SA: I wouldn’t say it’s less creative than 20 years before, but the amount of street pop culture that was created in the late 1990s and early 2000s has adapted itself to today’s digital age. The cultural changes that people were experiencing during that time had materialized in the way people dressed on the streets, from a nonverbal communication conducive to a digital visual documentation. The images we see from FRUiTS magazine are archives of images that inform our collective memory of what shaped the innovation in fashion in Tokyo. The difference between now and then is that Japan’s youth are more exposed to the world, with people from all around the world trying to bridge cultures. Today’s Tokyo fashion scene is exhilarating, modern and sizzling. With so much knowledge and inspiration on demand, it is raw but with defined edges — you don’t know what the end result will be, which makes it even more thrilling to follow. Therefore, we shouldn’t be constantly looking back, that’s not the way we want to go, but enjoy the creative outputs we have right now. Otherwise, when the past becomes the present, we will lose the opportunity to impact the future.
M: The title of your exhibition is “THE GREY AREA – in between identity and sexuality.” Can you tell us more about the title?

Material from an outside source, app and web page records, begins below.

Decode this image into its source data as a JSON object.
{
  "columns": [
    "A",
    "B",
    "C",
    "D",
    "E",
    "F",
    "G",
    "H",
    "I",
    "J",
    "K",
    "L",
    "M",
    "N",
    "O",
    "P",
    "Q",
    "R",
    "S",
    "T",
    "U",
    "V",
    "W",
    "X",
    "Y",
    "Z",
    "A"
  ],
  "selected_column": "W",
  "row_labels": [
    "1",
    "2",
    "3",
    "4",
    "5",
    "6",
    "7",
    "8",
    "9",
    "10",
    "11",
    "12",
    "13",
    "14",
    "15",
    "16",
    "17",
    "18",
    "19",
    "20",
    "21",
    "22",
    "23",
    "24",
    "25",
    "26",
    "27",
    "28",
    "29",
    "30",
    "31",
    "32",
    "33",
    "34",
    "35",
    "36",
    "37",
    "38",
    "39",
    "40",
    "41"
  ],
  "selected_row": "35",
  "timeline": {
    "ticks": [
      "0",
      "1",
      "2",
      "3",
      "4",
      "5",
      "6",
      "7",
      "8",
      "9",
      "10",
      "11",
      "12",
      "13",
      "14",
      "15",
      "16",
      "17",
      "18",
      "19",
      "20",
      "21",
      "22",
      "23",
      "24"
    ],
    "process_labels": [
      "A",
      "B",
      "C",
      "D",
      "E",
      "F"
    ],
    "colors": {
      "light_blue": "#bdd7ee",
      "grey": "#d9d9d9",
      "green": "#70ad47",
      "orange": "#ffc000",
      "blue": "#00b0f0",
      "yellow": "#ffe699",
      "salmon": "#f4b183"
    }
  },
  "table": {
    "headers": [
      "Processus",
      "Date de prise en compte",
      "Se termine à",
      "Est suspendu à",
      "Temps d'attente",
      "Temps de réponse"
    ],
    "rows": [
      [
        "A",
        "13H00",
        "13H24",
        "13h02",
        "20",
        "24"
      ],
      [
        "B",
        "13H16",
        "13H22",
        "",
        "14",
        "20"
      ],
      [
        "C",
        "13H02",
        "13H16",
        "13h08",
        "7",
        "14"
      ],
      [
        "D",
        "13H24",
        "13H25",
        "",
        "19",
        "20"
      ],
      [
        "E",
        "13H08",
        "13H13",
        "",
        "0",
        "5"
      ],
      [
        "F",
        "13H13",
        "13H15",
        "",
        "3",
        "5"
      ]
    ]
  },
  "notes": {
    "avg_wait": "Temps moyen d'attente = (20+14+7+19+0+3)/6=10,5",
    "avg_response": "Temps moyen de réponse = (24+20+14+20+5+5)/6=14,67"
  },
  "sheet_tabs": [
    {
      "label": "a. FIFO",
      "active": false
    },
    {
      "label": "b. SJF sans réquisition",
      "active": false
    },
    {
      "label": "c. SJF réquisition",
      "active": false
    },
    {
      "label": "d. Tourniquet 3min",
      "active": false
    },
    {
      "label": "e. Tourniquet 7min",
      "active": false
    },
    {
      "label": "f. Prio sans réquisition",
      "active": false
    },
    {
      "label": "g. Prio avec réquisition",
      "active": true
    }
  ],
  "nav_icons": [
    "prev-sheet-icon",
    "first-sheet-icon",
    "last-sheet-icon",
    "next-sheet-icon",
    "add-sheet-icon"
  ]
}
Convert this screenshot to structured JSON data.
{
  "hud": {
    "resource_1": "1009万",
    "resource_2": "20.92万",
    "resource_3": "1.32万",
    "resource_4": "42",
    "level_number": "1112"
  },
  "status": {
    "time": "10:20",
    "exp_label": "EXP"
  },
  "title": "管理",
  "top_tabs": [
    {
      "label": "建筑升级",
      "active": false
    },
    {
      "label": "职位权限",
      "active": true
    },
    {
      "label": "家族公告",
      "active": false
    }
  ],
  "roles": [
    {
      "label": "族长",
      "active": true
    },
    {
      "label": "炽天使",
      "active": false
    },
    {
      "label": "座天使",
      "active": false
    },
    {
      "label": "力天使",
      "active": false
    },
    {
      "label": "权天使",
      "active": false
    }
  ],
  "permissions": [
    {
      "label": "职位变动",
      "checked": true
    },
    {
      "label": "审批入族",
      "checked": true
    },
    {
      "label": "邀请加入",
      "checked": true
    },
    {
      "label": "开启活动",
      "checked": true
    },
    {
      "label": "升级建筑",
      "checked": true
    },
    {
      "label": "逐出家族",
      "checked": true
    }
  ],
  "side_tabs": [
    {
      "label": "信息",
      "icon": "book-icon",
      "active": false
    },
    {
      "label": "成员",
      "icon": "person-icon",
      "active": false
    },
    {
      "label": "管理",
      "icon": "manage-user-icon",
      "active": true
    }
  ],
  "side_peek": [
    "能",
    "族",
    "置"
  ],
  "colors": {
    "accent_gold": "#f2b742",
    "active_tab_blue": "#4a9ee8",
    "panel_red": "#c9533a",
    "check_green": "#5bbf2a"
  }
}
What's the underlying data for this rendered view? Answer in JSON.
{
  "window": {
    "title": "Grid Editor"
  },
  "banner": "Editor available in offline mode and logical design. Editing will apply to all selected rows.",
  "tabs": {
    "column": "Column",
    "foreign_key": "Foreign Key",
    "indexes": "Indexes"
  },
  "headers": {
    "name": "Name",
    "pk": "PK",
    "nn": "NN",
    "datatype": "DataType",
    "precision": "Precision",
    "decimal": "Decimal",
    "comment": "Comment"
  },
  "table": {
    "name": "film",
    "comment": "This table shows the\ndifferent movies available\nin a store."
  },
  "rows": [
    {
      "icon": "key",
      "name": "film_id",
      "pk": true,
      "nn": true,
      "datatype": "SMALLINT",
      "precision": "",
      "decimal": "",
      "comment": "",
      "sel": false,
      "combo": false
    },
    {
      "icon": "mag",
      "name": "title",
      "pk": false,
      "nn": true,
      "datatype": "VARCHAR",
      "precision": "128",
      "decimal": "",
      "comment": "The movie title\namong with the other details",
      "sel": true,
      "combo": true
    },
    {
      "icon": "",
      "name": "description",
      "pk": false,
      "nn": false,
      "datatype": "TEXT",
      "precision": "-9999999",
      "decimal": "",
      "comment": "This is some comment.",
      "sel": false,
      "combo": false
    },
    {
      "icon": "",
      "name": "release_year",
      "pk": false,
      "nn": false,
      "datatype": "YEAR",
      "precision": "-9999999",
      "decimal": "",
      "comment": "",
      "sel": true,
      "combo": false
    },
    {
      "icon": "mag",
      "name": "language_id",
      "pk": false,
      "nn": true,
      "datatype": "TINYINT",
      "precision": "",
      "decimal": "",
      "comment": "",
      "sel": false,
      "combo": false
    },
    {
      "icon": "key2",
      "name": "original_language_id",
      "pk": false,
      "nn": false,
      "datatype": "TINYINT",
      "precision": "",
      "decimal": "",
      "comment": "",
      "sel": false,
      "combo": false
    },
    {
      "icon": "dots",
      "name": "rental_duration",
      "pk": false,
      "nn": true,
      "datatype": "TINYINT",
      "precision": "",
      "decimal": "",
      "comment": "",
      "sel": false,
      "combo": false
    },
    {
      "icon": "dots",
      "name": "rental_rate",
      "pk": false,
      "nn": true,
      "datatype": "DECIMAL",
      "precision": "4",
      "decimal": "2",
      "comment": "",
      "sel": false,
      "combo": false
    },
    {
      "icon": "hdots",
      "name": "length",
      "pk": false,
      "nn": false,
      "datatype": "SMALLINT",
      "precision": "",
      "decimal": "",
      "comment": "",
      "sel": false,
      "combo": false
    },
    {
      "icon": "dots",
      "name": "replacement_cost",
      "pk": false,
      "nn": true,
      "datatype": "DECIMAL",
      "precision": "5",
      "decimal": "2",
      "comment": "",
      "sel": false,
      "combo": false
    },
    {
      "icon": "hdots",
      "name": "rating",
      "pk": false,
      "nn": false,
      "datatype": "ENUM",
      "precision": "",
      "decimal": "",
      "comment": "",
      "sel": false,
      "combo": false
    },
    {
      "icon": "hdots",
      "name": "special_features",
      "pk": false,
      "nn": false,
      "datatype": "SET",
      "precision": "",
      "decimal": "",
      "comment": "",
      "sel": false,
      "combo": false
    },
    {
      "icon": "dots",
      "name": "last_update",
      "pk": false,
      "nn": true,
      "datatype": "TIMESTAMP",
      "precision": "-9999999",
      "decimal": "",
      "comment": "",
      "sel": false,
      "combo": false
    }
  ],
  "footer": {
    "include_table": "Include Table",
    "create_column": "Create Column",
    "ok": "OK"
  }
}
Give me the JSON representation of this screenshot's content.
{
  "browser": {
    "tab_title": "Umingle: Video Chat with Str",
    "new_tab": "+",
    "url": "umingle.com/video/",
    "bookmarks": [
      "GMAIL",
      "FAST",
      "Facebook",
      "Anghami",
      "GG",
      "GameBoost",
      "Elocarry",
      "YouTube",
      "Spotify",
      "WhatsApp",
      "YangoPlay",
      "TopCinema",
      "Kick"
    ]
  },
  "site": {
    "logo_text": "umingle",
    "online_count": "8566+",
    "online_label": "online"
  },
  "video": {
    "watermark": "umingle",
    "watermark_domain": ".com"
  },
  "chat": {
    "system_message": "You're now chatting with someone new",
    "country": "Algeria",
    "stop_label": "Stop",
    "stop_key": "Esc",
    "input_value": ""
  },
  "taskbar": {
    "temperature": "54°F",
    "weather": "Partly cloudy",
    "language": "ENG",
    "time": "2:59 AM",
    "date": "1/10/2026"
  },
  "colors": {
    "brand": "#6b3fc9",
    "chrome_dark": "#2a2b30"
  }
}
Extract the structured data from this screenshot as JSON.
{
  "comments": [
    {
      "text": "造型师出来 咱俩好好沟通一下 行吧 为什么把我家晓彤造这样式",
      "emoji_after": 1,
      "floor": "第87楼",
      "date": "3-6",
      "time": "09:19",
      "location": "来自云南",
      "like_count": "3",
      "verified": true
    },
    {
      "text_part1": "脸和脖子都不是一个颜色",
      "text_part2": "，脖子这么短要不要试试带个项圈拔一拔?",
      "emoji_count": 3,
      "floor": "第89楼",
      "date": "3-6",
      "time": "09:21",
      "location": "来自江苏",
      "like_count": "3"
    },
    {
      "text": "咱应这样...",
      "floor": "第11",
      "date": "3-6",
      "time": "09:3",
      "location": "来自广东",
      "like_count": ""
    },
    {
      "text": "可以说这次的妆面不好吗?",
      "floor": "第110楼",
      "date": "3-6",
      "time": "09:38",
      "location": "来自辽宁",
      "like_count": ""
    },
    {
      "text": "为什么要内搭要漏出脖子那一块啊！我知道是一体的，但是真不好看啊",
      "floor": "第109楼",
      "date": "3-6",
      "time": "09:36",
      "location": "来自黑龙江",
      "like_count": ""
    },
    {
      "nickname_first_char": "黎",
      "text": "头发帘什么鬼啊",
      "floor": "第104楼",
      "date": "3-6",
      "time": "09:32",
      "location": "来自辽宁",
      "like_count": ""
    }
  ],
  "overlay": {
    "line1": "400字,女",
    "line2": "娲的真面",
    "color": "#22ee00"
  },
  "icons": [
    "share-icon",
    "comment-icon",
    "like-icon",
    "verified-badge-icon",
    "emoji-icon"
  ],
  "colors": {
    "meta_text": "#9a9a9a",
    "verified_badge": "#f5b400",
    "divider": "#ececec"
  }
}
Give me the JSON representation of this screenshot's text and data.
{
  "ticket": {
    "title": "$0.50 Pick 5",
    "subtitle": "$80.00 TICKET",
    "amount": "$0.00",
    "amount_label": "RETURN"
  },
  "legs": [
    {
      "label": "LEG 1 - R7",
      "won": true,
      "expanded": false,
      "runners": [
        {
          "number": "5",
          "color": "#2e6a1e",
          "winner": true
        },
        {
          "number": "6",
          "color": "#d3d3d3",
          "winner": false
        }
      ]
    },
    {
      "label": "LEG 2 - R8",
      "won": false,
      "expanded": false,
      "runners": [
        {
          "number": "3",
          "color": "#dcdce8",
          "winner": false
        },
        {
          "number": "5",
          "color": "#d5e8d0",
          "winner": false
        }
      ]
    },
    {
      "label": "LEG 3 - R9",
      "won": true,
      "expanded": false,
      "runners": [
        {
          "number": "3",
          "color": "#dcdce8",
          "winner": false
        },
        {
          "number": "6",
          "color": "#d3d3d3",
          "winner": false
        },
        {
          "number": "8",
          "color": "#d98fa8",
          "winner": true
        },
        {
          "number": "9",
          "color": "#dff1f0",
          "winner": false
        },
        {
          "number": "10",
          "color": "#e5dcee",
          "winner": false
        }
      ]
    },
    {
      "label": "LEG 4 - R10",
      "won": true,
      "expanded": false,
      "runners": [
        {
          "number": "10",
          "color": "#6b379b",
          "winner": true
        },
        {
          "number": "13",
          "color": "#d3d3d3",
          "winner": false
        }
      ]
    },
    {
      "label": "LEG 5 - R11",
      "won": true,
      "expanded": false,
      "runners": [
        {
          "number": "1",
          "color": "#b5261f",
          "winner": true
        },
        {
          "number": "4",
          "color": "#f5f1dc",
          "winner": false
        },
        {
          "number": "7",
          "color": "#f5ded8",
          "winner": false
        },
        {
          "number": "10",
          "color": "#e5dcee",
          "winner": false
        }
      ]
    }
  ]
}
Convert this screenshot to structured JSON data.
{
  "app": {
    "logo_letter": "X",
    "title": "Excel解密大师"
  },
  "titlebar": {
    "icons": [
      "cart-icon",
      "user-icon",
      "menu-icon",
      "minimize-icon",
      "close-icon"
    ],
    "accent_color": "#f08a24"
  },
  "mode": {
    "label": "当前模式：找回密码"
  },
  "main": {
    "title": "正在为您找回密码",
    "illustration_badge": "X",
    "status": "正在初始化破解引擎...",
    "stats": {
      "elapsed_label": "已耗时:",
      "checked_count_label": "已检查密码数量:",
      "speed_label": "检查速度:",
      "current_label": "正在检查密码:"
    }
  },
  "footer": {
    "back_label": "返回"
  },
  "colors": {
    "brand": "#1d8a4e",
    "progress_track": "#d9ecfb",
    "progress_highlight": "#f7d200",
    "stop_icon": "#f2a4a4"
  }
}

SA: I was reading a research paper on the photographer Diane Arbus and how she went against the dogma that mirrored the hard and fast distinctions between masculinity and femininity in the late 1950s and 60s. The “grey area” is actually a term first associated with her. It is a space where the conventional boundaries of femininity and masculinity are exploited, but one’s original gender remains. I was fascinated with the “grey area” and thought what would happen if I opened this space for Japanese people for them to comfortably express themselves in whatever way they wanted. Japanese people have been doing it for ages — what I did was just put a label on it and create a platform and save space for them to show the world. I believe it’s the right time for a change, and this means rethinking how Japanese people are represented in our collective imagination.
M: How did you find the subjects for your exhibition?
SA: I found them on the streets, social media and through referrals from friends.
M: What was the process like working with them? Did they have any say in how they were photographed?
SA: Why would you give someone wings if they aren’t meant to fly? When I started the project, it was clear that I didn’t want to just photograph models, but rather have the people collaborate with me. This exhibition is not about me. I am just the medium that portrays their individuality through my female gaze. You just need someone to help you see parts of yourself that aren’t so obvious, and I hope I am that someone to them.
M: What’s your next step? Are you planning any further exhibitions or creative projects?
SA: At the moment I just want to shoot and write. I have several long-term projects that I want to pursue in the future. My current creative project that I have been thinking of executing is still in its raw stages, but I hope I can realize it soon. Other than that, I am writing and researching my thesis, which focuses on female Japanese photographers and the female gaze.
M: Has living in Tokyo had an effect on your creativity?
SA: Tokyo has been my creative vacuum. The people, the city, its culture — I have been sucking in everything and I can definitely see how I have grown in just a couple of months. If someone told me at the beginning of last year that I would be holding an exhibition and contributing to the creative art scene in Tokyo, I would have laughed. I never used to publish my works on a bigger level, always having that tiny amount of self-doubt and fear of people criticizing my work. But at the end, I realized that I could not become what I want to be by remaining how I am. I had to let go of the illusion of “what if.” One of my favorite quotes from Maya Angelou is, “If you’re always trying to be normal, you will never know how amazing you can be.”
THE GREY AREA – in between identity and sexuality
July 26 – September 14
7pm – 10pm
The Hive Jinnan
1-6-5 Jinnan, Shibuya-ku